• _Try it_:
Give every entry again precisely as it appears.

• _Data excerpts_:

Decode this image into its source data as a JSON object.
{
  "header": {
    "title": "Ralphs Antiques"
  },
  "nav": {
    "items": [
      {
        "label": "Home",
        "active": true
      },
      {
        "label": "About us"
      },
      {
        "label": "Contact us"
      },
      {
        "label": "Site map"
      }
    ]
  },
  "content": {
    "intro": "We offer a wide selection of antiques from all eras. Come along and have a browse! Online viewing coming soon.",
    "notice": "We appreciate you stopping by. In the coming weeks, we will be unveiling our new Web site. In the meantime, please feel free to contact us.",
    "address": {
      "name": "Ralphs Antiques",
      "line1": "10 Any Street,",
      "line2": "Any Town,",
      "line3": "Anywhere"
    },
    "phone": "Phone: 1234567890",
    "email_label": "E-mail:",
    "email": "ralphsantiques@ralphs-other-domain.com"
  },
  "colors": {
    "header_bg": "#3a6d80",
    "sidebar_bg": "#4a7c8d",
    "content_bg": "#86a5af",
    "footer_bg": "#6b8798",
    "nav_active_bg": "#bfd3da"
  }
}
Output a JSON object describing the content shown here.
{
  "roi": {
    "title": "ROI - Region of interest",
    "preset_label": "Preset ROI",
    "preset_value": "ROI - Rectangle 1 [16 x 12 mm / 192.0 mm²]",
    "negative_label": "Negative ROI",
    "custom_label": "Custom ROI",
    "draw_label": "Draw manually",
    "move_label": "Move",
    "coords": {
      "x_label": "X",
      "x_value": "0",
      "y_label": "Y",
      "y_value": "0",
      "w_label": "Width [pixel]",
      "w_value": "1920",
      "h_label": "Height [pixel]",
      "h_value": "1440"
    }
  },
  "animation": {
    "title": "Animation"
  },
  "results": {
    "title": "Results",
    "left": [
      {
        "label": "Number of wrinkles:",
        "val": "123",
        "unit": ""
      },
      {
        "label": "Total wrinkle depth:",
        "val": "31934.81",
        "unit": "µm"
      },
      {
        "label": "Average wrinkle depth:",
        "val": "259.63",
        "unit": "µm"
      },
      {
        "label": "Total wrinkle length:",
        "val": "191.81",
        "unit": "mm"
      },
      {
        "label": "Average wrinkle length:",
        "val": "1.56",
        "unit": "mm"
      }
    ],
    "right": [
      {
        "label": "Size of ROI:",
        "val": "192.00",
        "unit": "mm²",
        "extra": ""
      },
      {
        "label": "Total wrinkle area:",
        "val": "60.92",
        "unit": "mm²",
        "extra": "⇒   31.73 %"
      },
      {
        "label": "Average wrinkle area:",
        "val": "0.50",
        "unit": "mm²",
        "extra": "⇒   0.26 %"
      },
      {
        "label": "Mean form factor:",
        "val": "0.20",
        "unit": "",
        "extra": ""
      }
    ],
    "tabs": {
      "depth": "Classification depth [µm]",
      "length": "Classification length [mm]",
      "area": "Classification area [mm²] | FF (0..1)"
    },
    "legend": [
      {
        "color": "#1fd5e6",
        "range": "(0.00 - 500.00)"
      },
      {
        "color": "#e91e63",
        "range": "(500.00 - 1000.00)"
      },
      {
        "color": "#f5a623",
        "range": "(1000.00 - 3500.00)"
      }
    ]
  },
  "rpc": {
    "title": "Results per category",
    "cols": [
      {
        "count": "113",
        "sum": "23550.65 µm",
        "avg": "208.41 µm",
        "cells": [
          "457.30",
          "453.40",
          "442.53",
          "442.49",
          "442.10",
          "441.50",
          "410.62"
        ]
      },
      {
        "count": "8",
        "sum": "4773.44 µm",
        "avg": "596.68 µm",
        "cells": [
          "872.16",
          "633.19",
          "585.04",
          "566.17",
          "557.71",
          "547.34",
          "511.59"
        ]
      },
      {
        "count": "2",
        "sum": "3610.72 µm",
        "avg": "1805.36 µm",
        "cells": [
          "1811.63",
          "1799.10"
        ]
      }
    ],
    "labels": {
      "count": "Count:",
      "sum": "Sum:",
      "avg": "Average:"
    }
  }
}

• _Result of this exercise_:
Decode this image into its source data as a JSON object.
{
  "header": {
    "title": "Ralphs Antiques"
  },
  "nav": {
    "items": [
      {
        "label": "Home",
        "active": true
      },
      {
        "label": "About us"
      },
      {
        "label": "Contact us"
      },
      {
        "label": "Site map"
      }
    ]
  },
  "content": {
    "intro": "We offer a wide selection of antiques from all eras. Come along and have a browse! Online viewing coming soon.",
    "notice": "We appreciate you stopping by. In the coming weeks, we will be unveiling our new Web site. In the meantime, please feel free to contact us.",
    "address": {
      "name": "Ralphs Antiques",
      "line1": "10 Any Street,",
      "line2": "Any Town,",
      "line3": "Anywhere"
    },
    "phone": "Phone: 1234567890",
    "email_label": "E-mail:",
    "email": "ralphsantiques@ralphs-other-domain.com"
  },
  "colors": {
    "header_bg": "#3a6d80",
    "sidebar_bg": "#4a7c8d",
    "content_bg": "#86a5af",
    "footer_bg": "#6b8798",
    "nav_active_bg": "#bfd3da"
  }
}
Output a JSON object describing the content shown here.
{
  "roi": {
    "title": "ROI - Region of interest",
    "preset_label": "Preset ROI",
    "preset_value": "ROI - Rectangle 1 [16 x 12 mm / 192.0 mm²]",
    "negative_label": "Negative ROI",
    "custom_label": "Custom ROI",
    "draw_label": "Draw manually",
    "move_label": "Move",
    "coords": {
      "x_label": "X",
      "x_value": "0",
      "y_label": "Y",
      "y_value": "0",
      "w_label": "Width [pixel]",
      "w_value": "1920",
      "h_label": "Height [pixel]",
      "h_value": "1440"
    }
  },
  "animation": {
    "title": "Animation"
  },
  "results": {
    "title": "Results",
    "left": [
      {
        "label": "Number of wrinkles:",
        "val": "123",
        "unit": ""
      },
      {
        "label": "Total wrinkle depth:",
        "val": "31934.81",
        "unit": "µm"
      },
      {
        "label": "Average wrinkle depth:",
        "val": "259.63",
        "unit": "µm"
      },
      {
        "label": "Total wrinkle length:",
        "val": "191.81",
        "unit": "mm"
      },
      {
        "label": "Average wrinkle length:",
        "val": "1.56",
        "unit": "mm"
      }
    ],
    "right": [
      {
        "label": "Size of ROI:",
        "val": "192.00",
        "unit": "mm²",
        "extra": ""
      },
      {
        "label": "Total wrinkle area:",
        "val": "60.92",
        "unit": "mm²",
        "extra": "⇒   31.73 %"
      },
      {
        "label": "Average wrinkle area:",
        "val": "0.50",
        "unit": "mm²",
        "extra": "⇒   0.26 %"
      },
      {
        "label": "Mean form factor:",
        "val": "0.20",
        "unit": "",
        "extra": ""
      }
    ],
    "tabs": {
      "depth": "Classification depth [µm]",
      "length": "Classification length [mm]",
      "area": "Classification area [mm²] | FF (0..1)"
    },
    "legend": [
      {
        "color": "#1fd5e6",
        "range": "(0.00 - 500.00)"
      },
      {
        "color": "#e91e63",
        "range": "(500.00 - 1000.00)"
      },
      {
        "color": "#f5a623",
        "range": "(1000.00 - 3500.00)"
      }
    ]
  },
  "rpc": {
    "title": "Results per category",
    "cols": [
      {
        "count": "113",
        "sum": "23550.65 µm",
        "avg": "208.41 µm",
        "cells": [
          "457.30",
          "453.40",
          "442.53",
          "442.49",
          "442.10",
          "441.50",
          "410.62"
        ]
      },
      {
        "count": "8",
        "sum": "4773.44 µm",
        "avg": "596.68 µm",
        "cells": [
          "872.16",
          "633.19",
          "585.04",
          "566.17",
          "557.71",
          "547.34",
          "511.59"
        ]
      },
      {
        "count": "2",
        "sum": "3610.72 µm",
        "avg": "1805.36 µm",
        "cells": [
          "1811.63",
          "1799.10"
        ]
      }
    ],
    "labels": {
      "count": "Count:",
      "sum": "Sum:",
      "avg": "Average:"
    }
  }
}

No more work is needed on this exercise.